I want to bring in Cedric Leighton, retired Lieutenant Colonel, our military analyst.
Cedric, give me a sense of what you think that convoy and where you think that convoy is headed.
COL. CEDRIC LEIGHTON (RET), CNN MILITARY ANALYST: So John, good morning.
Again, this is the basic route of this convoy. So, we're talking east of Kharkiv, the second largest city in Ukraine, going down here.
I think it's going to go down this way or potentially down closer to Kharkiv in this way. If it does go the second route, it will go close to Kramatorsk. This is the place where the train station was hit.
LEIGHTON: I think the main goal is to go down this way toward the south, probably join up with forces from the south, which is Russian occupied territory at the moment, or what they could do is move into Dnipro, which is a junction point for not only roads and railroads, but the airport was just hit.
So this is one of the areas where the Russians could be very active in the next few days because of the strategic importance of this region.
BERMAN: And as we look at Eastern Ukraine here, we look at the Donbas region here, this is where we know the Russians say they want to take this battle.

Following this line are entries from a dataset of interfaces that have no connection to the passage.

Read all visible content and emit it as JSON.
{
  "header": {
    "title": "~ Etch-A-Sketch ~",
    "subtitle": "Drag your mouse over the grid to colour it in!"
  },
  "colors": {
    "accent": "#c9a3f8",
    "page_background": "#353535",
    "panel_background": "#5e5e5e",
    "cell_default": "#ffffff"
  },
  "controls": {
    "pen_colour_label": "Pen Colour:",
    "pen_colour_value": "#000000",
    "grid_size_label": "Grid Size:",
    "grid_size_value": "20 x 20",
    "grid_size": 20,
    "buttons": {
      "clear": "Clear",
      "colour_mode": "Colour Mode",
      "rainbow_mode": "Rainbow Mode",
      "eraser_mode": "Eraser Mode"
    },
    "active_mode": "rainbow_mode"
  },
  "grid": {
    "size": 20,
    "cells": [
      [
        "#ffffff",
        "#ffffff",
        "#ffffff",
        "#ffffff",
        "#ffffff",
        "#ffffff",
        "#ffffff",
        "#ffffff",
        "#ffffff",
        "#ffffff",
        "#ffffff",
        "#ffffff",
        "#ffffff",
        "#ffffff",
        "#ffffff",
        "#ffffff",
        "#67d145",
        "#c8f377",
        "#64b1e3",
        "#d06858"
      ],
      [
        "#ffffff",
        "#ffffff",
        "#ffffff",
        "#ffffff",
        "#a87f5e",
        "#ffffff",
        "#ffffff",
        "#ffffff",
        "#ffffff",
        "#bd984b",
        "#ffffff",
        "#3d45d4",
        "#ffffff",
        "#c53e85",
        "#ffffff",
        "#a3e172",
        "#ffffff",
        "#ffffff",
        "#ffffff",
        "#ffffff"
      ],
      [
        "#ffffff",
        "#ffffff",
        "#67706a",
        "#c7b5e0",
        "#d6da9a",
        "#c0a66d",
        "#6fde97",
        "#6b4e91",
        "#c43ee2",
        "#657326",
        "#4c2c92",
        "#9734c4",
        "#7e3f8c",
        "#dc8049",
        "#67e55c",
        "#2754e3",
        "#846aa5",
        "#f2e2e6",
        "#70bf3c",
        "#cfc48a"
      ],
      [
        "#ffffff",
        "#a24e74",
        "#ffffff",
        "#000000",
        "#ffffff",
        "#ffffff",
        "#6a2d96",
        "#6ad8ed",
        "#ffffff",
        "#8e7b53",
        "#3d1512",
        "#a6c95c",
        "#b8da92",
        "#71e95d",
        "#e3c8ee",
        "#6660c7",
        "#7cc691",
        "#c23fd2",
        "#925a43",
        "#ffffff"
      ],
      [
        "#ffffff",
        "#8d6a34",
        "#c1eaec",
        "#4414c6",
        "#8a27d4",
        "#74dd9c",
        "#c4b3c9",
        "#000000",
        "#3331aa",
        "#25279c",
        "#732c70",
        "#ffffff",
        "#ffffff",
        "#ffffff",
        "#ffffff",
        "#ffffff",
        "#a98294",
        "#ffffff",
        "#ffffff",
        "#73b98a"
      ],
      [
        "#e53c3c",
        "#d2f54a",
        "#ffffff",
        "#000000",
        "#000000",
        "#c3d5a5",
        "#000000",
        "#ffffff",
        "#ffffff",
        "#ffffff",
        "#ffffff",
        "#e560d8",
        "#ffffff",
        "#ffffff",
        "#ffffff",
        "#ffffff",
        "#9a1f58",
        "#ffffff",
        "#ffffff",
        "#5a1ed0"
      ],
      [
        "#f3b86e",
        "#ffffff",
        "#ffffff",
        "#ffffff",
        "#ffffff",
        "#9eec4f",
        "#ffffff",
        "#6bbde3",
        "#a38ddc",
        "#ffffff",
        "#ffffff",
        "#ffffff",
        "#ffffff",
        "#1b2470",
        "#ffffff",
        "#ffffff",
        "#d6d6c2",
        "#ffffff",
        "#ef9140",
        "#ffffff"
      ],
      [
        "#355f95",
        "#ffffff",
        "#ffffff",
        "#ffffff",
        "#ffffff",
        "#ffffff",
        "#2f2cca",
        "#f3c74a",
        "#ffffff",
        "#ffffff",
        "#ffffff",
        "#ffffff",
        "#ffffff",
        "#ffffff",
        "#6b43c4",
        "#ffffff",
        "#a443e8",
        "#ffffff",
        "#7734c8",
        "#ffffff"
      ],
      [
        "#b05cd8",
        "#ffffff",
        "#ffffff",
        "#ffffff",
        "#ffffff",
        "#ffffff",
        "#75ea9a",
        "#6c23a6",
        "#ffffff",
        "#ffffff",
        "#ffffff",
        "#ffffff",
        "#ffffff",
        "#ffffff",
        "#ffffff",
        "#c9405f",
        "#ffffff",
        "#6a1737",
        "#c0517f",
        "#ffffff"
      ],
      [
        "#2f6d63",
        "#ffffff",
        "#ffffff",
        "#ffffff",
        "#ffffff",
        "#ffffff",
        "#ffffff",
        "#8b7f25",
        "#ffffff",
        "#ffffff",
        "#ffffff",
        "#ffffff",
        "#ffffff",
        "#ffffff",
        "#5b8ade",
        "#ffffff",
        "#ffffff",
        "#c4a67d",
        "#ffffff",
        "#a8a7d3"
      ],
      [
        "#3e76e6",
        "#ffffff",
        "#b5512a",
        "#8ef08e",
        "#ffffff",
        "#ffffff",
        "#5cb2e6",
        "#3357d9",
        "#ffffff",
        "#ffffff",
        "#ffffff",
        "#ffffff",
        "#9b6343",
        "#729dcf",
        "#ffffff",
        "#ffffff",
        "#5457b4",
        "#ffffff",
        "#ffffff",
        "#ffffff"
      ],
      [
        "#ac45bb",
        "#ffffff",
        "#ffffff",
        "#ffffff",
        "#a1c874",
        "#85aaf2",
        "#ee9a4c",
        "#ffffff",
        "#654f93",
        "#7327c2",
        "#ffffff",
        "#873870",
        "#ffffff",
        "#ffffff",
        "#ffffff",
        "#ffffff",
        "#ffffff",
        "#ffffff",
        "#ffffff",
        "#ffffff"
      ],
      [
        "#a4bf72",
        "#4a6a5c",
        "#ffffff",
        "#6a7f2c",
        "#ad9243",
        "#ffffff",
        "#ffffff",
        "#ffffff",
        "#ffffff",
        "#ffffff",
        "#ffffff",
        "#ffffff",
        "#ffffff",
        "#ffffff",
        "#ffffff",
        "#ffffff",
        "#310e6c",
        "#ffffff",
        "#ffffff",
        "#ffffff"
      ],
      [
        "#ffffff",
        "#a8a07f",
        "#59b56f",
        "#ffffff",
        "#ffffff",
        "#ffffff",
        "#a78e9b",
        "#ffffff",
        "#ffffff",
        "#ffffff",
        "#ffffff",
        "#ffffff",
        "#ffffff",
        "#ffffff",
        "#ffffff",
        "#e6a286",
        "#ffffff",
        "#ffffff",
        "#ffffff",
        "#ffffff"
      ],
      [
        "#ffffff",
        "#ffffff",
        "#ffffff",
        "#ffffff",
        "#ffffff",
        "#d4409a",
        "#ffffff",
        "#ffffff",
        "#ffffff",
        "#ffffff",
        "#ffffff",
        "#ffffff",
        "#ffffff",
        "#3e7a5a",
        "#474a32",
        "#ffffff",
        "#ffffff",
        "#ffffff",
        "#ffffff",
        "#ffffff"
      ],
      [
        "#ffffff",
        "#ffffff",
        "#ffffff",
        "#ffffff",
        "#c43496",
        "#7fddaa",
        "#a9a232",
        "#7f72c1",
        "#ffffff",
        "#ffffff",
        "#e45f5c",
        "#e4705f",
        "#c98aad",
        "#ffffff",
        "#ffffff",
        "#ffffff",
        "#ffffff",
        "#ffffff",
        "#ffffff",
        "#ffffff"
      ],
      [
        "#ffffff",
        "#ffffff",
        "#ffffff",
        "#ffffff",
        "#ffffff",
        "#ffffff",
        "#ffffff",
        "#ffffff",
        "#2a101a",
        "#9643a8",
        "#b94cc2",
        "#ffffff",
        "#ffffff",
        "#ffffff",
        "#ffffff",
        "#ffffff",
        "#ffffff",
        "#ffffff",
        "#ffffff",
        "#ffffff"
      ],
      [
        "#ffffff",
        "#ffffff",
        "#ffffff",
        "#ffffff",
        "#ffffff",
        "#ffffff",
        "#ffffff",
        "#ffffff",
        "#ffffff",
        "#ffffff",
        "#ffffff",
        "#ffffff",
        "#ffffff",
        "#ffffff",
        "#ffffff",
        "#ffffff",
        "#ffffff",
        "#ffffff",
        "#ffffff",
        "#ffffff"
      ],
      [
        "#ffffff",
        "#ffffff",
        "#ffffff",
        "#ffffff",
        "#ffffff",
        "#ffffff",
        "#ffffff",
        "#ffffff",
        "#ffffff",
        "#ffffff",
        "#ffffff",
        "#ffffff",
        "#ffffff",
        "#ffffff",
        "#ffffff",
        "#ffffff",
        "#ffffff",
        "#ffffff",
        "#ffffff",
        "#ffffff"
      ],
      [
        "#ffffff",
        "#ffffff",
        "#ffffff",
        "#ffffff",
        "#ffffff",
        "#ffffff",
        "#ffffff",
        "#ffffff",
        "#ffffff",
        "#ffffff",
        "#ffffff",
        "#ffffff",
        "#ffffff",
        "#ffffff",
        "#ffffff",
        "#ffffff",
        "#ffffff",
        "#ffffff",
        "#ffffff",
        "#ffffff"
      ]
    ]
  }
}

What will that battle look like, Cedric? What do the Russians want to do? And how can the Ukrainians counter it?
LEIGHTON: So John, this battle is going to look very different from what we saw around Kyiv if everything goes according to the Russian plan.
This is open territory. In fact, if we take a look at what it looks like, these are the steps right around the Donbas region, flatland perfect for tank warfare, and it just so happens that the soldier is using a javelin right there.
But when you look at the map here, what we're seeing is the capability of the Russians to go down this way, and this is going to be tank country, unless -- unless -- the Russians are forced to divide their forces into different ways, and then what could happen is, we could have some small unit actions similar to what we saw around Kyiv.
If that happens, the Ukrainians have the advantage. If it doesn't happen, then the Russians will have the advantage, at least initially. But it really depends on how far and how fast the Russians can go, and it also depends on how quickly the Ukrainians can react to it.
BERMAN: How quickly they can react, does that involve a resupply here? These are the T-72 tanks. The Ukrainians want more of these. Do they have enough to fight this battle against the Russians?
LEIGHTON: They really don't, John, and this is one of the key things that really needs to happen for them. So the Russians and the Ukrainians both have these tanks.
The Ukrainians, of course, as you said, need more of them, and the reason for this is, these are tanks that are familiar to the Ukrainians. They can work these without major training and they can ramp up very, very quickly.
So as a result of this, this is what they want. This is what they need. But they also have this, the javelin anti-tank guided missile system. That is something that can fight the tanks, whether it's on the steps or in close quarters, such as nerve and combat. So that's why these things are very important.
These weapons are critical, both the tanks and the javelins, and the British version called the NLAW. These are the kinds of things that the Ukrainians need, and they need them extremely quickly.
BERMAN: Colonel Leighton, always a pleasure. Thank you so much for being with us.
LEIGHTON: You bet, John.
BERMAN: So they call him the Butcher of Syria, what the world can expect from Russia's new Commander now in charge of leading the invasion of Ukraine.
Plus, new reports of a rift within the January 6th Committee over whether to refer President -- the former President Donald Trump for criminal charges.
Stay with us.